Ashoka recognizes that problems and contexts are constantly changing and successful social entrepreneurs must be creative both as visionaries and as problem solvers capable of engineering their visions into reality. Creativity is not a quality that suddenly appears—it is almost always apparent from youth onward.
Among the questions we might ask are: does the individual have a track record of developing creative solutions to problems? How creative is the problem solving behind this idea? Is he or she likely to continue making creative strategies throughout his or her lifetime? Is the person creative both in vision/goal setting and in problem solving?
This criterion focuses on the candidate’s idea, not the candidate. Ashoka is only interested in ideas that it believes will spread widely, change the field significantly, and trigger nationwide impact.
Among the questions we might ask are: is the idea likely to solve an important social problem at the national level or beyond? Is the idea itself sufficiently new, practical, and useful that people working in the field will adopt it once it has been demonstrated? Would it spread on its own merits? How many people will benefit and how much will they benefit from the idea?
Social entrepreneurs introducing major structural changes to society have to ask a lot of people to change how they do things. If the entrepreneur is not trusted, the likelihood of success is significantly reduced. Ashoka asks every participant in the selection process to evaluate candidates for this quality rigorously. To do so often requires one to resort to instinct and gut feelings, not just rational analysis.
Among the questions we might ask are: do you fully trust this person? Do people in the field trust him/her? Would they listen to and follow him/her?
Ashoka Fellowship Selection Process
The Venture Team supports Ashoka’s search and selection process for Fellows. The term ‘Venture’ implies a risk or daring undertaking that has no guarantee of success. Much like traditional business ventures, Ashoka’s Venture program involves the risk inherent in investing in individuals and their ideas at the launch stage. In Ashoka’s case, the investment is often small, and the social change it makes possible is remarkable.

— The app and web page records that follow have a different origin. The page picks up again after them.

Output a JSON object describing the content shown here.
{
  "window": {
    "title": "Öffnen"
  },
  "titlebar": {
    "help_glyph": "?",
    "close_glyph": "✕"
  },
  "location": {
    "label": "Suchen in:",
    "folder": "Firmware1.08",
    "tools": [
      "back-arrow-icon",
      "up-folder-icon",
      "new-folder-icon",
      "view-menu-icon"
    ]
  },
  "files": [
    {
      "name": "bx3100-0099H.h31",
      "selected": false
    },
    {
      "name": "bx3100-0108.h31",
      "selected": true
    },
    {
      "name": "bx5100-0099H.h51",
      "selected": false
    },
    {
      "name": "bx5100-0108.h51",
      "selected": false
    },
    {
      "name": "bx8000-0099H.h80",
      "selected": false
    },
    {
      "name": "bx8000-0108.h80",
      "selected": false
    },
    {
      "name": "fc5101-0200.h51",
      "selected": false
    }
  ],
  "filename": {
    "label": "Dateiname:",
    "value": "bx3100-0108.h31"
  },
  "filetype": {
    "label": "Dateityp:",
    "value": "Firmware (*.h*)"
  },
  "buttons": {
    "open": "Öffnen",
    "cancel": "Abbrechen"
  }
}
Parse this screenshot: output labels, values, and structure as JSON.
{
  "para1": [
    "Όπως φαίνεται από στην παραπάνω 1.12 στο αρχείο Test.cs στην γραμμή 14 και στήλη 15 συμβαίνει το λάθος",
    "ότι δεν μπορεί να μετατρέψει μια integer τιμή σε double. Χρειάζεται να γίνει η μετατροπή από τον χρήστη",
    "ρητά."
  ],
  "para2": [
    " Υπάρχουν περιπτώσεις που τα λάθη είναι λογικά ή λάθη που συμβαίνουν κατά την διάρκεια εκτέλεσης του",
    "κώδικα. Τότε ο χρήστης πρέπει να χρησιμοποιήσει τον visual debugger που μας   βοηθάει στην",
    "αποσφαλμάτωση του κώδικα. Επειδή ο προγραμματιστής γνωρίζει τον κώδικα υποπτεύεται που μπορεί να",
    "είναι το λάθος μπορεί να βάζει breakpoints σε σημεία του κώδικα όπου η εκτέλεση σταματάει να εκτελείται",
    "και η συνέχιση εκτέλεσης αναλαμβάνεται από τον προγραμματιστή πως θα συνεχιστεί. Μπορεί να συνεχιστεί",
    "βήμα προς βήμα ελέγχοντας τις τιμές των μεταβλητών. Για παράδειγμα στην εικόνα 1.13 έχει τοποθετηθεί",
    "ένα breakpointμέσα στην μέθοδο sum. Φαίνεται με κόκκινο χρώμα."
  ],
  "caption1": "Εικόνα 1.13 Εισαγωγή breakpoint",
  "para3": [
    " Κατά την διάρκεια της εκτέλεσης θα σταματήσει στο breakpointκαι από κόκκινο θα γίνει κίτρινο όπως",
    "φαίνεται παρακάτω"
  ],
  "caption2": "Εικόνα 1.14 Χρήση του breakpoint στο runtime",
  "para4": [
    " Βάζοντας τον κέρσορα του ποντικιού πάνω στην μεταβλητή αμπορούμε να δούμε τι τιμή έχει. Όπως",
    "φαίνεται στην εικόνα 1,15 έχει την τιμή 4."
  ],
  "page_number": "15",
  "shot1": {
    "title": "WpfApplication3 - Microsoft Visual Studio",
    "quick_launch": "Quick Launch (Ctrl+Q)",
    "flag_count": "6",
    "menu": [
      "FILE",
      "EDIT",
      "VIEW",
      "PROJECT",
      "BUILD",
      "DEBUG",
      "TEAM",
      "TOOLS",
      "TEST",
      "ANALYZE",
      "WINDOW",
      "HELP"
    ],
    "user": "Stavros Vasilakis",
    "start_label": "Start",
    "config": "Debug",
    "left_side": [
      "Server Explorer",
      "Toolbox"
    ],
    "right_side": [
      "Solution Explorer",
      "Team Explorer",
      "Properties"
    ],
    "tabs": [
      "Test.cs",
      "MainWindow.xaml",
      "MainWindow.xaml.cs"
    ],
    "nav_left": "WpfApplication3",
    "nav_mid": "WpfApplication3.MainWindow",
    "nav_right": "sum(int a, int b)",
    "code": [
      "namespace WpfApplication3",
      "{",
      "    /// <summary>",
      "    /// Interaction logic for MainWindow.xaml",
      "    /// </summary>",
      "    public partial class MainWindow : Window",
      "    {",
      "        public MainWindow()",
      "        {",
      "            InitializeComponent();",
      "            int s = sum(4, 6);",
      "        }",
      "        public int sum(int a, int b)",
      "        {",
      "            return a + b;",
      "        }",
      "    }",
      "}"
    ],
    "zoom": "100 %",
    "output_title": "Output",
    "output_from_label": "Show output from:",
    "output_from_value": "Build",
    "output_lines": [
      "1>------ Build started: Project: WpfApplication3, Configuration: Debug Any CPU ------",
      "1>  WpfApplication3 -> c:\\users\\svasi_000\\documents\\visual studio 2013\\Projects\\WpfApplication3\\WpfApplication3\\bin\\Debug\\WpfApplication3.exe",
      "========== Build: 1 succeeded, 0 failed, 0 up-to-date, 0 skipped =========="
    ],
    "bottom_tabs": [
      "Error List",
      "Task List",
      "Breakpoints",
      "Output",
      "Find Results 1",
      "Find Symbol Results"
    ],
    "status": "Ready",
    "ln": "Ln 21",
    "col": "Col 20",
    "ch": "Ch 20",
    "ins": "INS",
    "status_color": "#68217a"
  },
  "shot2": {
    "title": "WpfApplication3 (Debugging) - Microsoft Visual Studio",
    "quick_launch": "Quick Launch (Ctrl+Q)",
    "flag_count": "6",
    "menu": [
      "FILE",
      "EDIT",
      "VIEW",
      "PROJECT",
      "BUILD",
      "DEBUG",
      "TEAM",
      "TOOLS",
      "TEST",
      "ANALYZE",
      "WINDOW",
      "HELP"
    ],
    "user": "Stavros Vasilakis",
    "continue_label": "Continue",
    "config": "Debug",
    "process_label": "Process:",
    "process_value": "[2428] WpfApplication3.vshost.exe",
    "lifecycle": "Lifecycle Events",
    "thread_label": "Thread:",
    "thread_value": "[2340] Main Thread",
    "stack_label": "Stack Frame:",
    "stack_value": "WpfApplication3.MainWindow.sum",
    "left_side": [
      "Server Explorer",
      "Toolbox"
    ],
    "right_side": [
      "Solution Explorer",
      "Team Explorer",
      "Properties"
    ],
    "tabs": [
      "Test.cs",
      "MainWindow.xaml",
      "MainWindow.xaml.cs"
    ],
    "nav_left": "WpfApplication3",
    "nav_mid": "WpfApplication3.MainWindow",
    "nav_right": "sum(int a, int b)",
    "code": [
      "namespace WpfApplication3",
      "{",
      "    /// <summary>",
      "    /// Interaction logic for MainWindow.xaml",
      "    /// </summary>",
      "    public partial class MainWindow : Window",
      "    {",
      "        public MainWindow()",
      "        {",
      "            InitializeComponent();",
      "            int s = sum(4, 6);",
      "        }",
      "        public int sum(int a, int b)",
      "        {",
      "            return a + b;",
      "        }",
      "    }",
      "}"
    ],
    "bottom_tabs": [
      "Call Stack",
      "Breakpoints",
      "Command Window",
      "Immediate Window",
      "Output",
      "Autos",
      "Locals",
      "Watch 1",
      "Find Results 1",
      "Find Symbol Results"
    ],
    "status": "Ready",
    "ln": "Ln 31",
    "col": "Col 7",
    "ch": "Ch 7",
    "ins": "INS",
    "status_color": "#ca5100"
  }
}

The process is long but also fruitful. In fact, many candidates describe the selection procedure as one of the most difficult but enlightening experiences of their careers. Candidates must communicate their ideas, scrutinize their methods, and reflect on themselves as individuals. Even those who do not pass believe they are better equipped to return to their projects afterwards. In this way, more than a means to an end, our selection process generates robust discussion, sharpens ideas, and focuses tremendous energy into the citizen sector and the growing field of social entrepreneurship.
From nomination to election as a Fellow, candidates go through an extensive series of in-depth interviews, a panel, and a final executive board discussion.
Maintaining a rigorous selection process and universally-applied standards is very important to Ashoka, as it ensures that only the most innovative social entrepreneurs with the greatest probability of achieving large-scale social impact are elected into the global Fellowship. Upon receiving a nomination or application for the Fellowship, Ashoka understands the candidates’ fit against the selection criteria through the following process:
To understand more about Ashoka Arab World and its Fellowship selection criteria, the following link provides useful insights:
To see what current Ashoka Fellows think of the Fellowship program and the services provided to them, please follow the link below: